----- RECORD SET
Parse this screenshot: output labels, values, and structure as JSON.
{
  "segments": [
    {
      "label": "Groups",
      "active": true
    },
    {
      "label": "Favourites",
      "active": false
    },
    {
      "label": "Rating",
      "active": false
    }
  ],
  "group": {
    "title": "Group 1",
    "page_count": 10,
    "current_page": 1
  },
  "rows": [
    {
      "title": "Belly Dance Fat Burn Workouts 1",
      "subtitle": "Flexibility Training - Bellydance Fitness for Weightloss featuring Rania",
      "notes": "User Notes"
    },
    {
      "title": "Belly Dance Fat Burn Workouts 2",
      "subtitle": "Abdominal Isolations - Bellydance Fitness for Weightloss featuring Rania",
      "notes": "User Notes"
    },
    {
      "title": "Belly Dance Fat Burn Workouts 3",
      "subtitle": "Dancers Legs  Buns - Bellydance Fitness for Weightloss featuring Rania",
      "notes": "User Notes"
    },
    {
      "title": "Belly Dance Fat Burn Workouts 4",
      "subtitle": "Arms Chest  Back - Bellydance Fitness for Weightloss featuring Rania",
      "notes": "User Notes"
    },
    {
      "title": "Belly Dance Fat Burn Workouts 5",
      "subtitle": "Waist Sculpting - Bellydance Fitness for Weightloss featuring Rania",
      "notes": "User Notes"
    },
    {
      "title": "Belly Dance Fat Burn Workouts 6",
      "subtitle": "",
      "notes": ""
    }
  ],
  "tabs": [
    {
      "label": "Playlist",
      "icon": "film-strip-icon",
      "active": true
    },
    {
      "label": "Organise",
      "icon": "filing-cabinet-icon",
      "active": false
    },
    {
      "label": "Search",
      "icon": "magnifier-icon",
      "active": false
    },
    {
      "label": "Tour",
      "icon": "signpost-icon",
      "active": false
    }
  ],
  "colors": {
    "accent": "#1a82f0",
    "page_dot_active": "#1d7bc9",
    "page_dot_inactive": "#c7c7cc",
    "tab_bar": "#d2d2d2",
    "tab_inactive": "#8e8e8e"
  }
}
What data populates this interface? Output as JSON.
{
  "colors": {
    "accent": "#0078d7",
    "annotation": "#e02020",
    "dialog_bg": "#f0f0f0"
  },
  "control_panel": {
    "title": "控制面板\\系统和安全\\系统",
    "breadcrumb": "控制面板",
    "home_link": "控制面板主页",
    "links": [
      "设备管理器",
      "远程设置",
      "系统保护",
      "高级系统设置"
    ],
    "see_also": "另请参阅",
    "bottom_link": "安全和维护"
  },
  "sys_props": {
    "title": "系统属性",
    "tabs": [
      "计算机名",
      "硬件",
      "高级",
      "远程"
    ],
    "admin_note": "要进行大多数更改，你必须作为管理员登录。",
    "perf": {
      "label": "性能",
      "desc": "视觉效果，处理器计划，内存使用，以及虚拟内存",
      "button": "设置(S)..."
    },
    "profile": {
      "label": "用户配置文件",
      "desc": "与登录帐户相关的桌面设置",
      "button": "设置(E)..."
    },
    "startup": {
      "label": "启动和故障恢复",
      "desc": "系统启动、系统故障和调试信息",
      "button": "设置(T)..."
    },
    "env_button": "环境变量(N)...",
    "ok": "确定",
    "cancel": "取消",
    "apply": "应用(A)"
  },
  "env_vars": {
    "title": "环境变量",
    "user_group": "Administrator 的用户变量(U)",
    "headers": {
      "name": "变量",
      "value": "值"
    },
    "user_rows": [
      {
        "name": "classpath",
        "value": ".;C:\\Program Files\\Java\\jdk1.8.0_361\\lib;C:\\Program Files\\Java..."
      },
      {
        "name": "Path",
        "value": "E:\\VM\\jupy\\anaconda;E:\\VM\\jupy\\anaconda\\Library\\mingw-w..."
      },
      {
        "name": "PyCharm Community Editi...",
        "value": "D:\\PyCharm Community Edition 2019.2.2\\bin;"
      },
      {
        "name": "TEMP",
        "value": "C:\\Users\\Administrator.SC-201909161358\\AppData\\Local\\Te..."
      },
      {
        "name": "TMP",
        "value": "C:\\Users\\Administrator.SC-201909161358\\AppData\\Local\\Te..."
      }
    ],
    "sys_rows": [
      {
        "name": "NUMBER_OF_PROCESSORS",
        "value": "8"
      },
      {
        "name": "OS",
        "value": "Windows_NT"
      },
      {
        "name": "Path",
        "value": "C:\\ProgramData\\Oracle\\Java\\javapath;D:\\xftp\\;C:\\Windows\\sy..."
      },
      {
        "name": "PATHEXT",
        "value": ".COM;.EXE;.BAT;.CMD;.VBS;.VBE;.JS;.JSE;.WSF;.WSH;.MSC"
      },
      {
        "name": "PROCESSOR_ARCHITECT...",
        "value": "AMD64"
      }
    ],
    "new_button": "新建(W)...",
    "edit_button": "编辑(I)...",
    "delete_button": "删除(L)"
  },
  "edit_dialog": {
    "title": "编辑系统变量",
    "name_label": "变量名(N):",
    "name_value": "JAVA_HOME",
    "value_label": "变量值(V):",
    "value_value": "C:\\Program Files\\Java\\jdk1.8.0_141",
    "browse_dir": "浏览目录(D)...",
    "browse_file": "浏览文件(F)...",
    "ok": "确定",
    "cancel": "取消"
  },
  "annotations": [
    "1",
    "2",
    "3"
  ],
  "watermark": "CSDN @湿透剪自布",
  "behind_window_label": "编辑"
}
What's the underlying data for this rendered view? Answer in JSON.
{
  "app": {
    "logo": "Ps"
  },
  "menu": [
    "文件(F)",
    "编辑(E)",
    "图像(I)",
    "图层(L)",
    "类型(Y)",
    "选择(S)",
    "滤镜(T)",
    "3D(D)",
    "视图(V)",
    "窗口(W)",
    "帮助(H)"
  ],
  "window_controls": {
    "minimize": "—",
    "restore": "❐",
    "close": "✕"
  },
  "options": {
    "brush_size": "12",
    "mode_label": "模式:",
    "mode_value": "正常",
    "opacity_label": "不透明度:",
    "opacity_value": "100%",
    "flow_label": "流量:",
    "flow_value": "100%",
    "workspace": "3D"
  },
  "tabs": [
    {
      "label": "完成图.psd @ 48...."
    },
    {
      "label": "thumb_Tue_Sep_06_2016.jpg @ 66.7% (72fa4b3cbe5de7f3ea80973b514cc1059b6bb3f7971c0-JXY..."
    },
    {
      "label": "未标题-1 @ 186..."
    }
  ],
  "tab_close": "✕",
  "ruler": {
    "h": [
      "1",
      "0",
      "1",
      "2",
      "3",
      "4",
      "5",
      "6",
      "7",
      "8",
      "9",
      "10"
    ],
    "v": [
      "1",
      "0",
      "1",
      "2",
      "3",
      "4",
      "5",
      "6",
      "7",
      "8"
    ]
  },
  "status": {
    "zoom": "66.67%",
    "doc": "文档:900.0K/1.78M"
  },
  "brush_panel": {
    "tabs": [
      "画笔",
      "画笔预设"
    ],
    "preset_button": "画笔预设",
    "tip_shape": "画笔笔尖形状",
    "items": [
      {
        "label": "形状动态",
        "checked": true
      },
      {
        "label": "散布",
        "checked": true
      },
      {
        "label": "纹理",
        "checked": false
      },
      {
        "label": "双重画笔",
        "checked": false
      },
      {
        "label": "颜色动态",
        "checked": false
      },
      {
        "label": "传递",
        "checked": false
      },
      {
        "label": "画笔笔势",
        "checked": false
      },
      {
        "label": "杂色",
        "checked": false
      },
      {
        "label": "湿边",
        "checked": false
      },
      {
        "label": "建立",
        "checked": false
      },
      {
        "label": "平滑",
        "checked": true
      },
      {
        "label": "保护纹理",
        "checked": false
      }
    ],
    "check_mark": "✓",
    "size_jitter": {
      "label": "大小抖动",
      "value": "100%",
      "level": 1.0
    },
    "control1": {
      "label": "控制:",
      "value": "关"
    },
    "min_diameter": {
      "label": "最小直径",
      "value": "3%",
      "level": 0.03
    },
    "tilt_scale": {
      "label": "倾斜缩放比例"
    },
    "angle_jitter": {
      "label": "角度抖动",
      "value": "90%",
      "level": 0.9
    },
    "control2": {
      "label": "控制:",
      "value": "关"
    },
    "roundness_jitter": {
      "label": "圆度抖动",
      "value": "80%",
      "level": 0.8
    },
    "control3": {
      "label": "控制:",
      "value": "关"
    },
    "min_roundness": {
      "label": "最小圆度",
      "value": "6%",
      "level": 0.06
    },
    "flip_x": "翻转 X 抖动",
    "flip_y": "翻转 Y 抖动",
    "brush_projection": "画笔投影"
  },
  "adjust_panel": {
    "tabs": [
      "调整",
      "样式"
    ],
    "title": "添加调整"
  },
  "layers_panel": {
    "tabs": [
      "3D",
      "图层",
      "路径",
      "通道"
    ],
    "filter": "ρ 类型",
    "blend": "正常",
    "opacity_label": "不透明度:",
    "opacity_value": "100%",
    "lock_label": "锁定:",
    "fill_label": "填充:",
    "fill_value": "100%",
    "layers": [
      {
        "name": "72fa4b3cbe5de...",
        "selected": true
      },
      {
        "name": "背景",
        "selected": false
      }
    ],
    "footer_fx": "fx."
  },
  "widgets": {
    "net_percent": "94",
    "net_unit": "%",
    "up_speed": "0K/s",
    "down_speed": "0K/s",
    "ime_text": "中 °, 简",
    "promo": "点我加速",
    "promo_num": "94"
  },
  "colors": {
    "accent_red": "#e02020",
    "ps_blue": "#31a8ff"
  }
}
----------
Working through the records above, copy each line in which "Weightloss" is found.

      "subtitle": "Flexibility Training - Bellydance Fitness for Weightloss featuring Rania",
      "subtitle": "Abdominal Isolations - Bellydance Fitness for Weightloss featuring Rania",
      "subtitle": "Dancers Legs  Buns - Bellydance Fitness for Weightloss featuring Rania",
      "subtitle": "Arms Chest  Back - Bellydance Fitness for Weightloss featuring Rania",
      "subtitle": "Waist Sculpting - Bellydance Fitness for Weightloss featuring Rania",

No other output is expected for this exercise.